“And by the way I don’t object if people want to attack me, that’s their right. All I’m suggesting that it’s not going to be very effective and that people are going to get sick of it very fast. And the guys who attacked each other in the debates up to now, every single one of them have lost ground by attacking. So they should do what they and their consultants want to do. I will focus on being substantive and I will focus on Barack Obama.”
This is a better approach. Getting sucked into commenting on the Herman Cain story doesn’t help. That’s fodder for the kind of “gotcha politics” he has so often decried, and it helps the media spin the story into headlines that prompt divisiveness. Maybe Speaker Gingrich is learning a little maturity after all. Sometimes, learning when to say nothing is that final bit of wisdom. That’s always been something of a challenge for Gingrich, and there have been instances when his own words were clipped and snipped to his detriment. Back when he said “wither on the vine,” I would bet that while he really meant nothing like his comments were portrayed to have been, in retrospect, he probably wishes he had found another way to say what he meant without giving his opponents an easily decontextualized sound-bite. Even now, if you type “wither on the vine” into a search engine, a reference to Gingrich will still appear in the first few entries, though that idiom has been around for a very long time.
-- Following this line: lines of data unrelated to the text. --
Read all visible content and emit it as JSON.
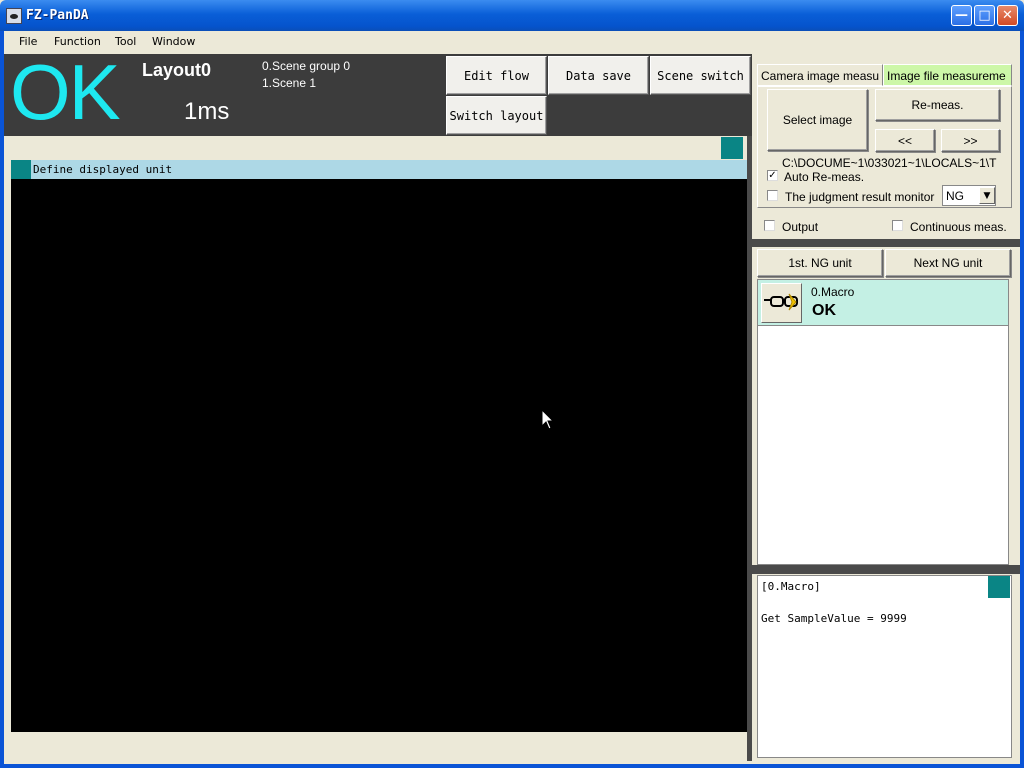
{
  "window": {
    "title": "FZ-PanDA",
    "controls": [
      "minimize",
      "maximize",
      "close"
    ]
  },
  "menu": {
    "items": [
      "File",
      "Function",
      "Tool",
      "Window"
    ]
  },
  "status": {
    "judgement": "OK",
    "layout": "Layout0",
    "time": "1ms",
    "scene_group": "0.Scene group 0",
    "scene": "1.Scene 1"
  },
  "toolbar": {
    "edit_flow": "Edit flow",
    "data_save": "Data save",
    "scene_switch": "Scene switch",
    "switch_layout": "Switch layout"
  },
  "image_panel": {
    "unit_label": "Define displayed unit"
  },
  "tabs": {
    "camera": "Camera image measu",
    "file": "Image file measureme",
    "active": "file"
  },
  "file_panel": {
    "select_image": "Select image",
    "remeas": "Re-meas.",
    "prev": "<<",
    "next": ">>",
    "path": "C:\\DOCUME~1\\033021~1\\LOCALS~1\\T",
    "auto_remeas": {
      "label": "Auto Re-meas.",
      "checked": true
    },
    "judgment_monitor": {
      "label": "The judgment result monitor",
      "checked": false
    },
    "judgment_value": "NG"
  },
  "options": {
    "output": {
      "label": "Output",
      "checked": false
    },
    "continuous": {
      "label": "Continuous meas.",
      "checked": false
    }
  },
  "ng_nav": {
    "first": "1st. NG unit",
    "next": "Next NG unit"
  },
  "units": [
    {
      "name": "0.Macro",
      "result": "OK",
      "icon": "glasses-icon"
    }
  ],
  "output_text": {
    "header": "[0.Macro]",
    "line": "Get SampleValue = 9999"
  },
  "colors": {
    "judgement_ok": "#1ee8f0",
    "active_tab": "#cdf7a8",
    "unit_row": "#c4f0e4",
    "unit_bar": "#add8e6",
    "accent_teal": "#0a8585"
  }
}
It’s great that Newt Gingrich is still quick-witted when it comes to policy and politics. If he’s right, that he will be the nominee, he’s going to need all his wits about him, and this time, there will be no room for error. Many have lately remarked that Gingrich’s mouth often has been Newt’s worst enemy may have a point. Time will tell, but I suspect we will know it if he begins to focus ever more narrowly on Obama, Obama’s administration, the Obama policies, and and all that go with a campaign against Obama. Many Republicans and conservatives are ready to take the battle to the President, and if Gingrich bears that in mind, he may not only succeed in becoming the nominee, but he may also find himself able to rally the party in a unified effort to defeat Obama.
Psssst… Hey, Speaker Gingrich: If you do get the nomination, don’t run about in the media giving interviews in which you’ll tell us that you will be the President. As a friendly suggestion, since advice is all the rage, don’t tell us – just show us.